## [Data]
■ ■ ■ ■
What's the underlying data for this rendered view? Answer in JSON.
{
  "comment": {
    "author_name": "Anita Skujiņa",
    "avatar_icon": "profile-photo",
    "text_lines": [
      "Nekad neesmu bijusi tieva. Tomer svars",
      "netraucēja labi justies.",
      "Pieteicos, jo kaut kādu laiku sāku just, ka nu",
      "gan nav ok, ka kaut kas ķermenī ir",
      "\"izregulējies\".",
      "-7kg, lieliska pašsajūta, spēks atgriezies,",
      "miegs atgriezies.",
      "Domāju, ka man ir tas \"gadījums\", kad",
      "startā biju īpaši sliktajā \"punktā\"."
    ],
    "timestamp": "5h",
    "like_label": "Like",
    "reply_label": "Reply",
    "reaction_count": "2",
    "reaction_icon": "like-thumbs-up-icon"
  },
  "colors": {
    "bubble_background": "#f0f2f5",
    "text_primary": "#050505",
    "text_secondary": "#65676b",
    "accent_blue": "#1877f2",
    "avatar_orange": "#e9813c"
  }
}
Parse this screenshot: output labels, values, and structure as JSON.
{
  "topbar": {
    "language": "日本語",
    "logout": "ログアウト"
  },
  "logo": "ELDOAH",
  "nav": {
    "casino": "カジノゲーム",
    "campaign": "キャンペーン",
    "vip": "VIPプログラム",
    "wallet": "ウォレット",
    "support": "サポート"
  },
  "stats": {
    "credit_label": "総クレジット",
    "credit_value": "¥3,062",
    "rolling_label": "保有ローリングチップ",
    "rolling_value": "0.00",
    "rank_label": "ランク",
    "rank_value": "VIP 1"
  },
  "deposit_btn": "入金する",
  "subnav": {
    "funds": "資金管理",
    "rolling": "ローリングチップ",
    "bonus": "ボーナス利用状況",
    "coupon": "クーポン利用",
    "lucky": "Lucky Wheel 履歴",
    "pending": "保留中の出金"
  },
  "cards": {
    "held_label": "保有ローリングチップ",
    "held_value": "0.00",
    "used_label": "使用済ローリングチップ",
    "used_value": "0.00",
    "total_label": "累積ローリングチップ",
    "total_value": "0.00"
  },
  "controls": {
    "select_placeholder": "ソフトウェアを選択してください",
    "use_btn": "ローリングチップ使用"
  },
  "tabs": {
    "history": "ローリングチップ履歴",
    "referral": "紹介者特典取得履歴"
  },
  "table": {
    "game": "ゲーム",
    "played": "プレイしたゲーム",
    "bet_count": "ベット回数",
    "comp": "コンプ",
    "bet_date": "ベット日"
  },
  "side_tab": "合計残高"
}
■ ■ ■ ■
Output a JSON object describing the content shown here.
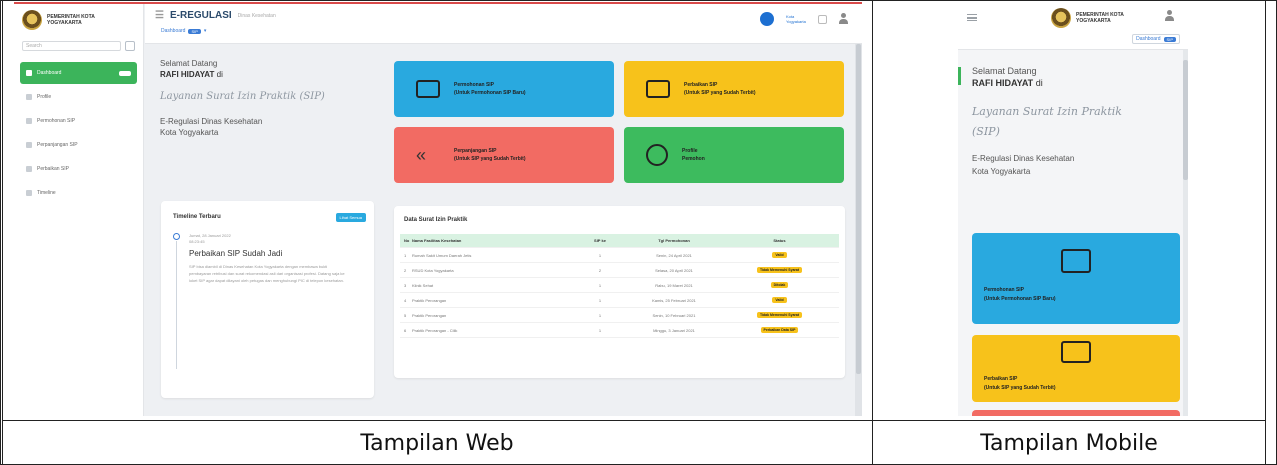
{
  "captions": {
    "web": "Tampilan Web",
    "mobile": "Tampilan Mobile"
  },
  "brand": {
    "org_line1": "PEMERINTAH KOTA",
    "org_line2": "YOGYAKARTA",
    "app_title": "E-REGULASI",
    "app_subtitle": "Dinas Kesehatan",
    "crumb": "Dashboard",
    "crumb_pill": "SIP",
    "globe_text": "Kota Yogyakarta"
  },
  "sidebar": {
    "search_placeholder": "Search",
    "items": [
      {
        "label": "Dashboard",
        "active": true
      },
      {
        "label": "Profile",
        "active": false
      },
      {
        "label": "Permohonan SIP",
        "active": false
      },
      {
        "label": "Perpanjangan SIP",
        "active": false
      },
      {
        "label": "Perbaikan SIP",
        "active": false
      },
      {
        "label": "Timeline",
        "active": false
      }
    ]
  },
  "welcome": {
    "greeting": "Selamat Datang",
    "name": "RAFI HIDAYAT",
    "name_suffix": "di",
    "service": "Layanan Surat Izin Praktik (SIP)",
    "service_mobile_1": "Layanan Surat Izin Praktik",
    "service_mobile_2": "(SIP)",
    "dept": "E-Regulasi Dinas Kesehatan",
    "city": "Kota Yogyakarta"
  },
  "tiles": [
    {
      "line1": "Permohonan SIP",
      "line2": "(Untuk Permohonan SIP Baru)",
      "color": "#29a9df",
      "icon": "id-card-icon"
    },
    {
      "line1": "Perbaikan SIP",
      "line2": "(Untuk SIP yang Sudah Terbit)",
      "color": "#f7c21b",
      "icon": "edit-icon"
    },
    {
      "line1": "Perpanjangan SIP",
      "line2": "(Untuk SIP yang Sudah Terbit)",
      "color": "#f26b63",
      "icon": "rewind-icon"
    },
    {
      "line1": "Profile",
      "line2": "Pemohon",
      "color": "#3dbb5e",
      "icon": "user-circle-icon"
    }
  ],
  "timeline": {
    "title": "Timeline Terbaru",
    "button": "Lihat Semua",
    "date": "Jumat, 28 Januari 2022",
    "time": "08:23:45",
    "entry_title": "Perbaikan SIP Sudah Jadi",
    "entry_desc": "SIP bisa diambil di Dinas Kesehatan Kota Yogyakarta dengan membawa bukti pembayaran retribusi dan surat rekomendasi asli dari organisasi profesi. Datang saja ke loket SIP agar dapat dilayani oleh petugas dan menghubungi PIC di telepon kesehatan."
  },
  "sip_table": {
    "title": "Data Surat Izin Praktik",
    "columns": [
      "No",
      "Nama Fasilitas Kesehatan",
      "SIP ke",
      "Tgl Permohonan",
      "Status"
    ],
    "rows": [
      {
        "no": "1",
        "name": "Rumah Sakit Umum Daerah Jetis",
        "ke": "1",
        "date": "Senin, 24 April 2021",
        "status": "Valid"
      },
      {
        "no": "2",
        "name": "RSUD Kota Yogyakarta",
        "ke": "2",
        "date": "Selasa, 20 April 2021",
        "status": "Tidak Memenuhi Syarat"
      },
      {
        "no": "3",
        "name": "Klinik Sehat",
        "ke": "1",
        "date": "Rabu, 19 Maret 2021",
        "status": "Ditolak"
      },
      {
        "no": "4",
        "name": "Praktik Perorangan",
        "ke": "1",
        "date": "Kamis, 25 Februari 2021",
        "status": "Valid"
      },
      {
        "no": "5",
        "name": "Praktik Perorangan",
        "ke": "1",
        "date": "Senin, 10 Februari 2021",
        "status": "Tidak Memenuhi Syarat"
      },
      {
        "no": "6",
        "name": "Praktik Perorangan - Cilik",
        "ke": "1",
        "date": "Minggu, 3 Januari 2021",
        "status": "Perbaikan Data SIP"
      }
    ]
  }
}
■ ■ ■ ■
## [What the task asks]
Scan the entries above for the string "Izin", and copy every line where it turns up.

## [Finished task]
    "service": "Layanan Surat Izin Praktik (SIP)",
    "service_mobile_1": "Layanan Surat Izin Praktik",
    "title": "Data Surat Izin Praktik",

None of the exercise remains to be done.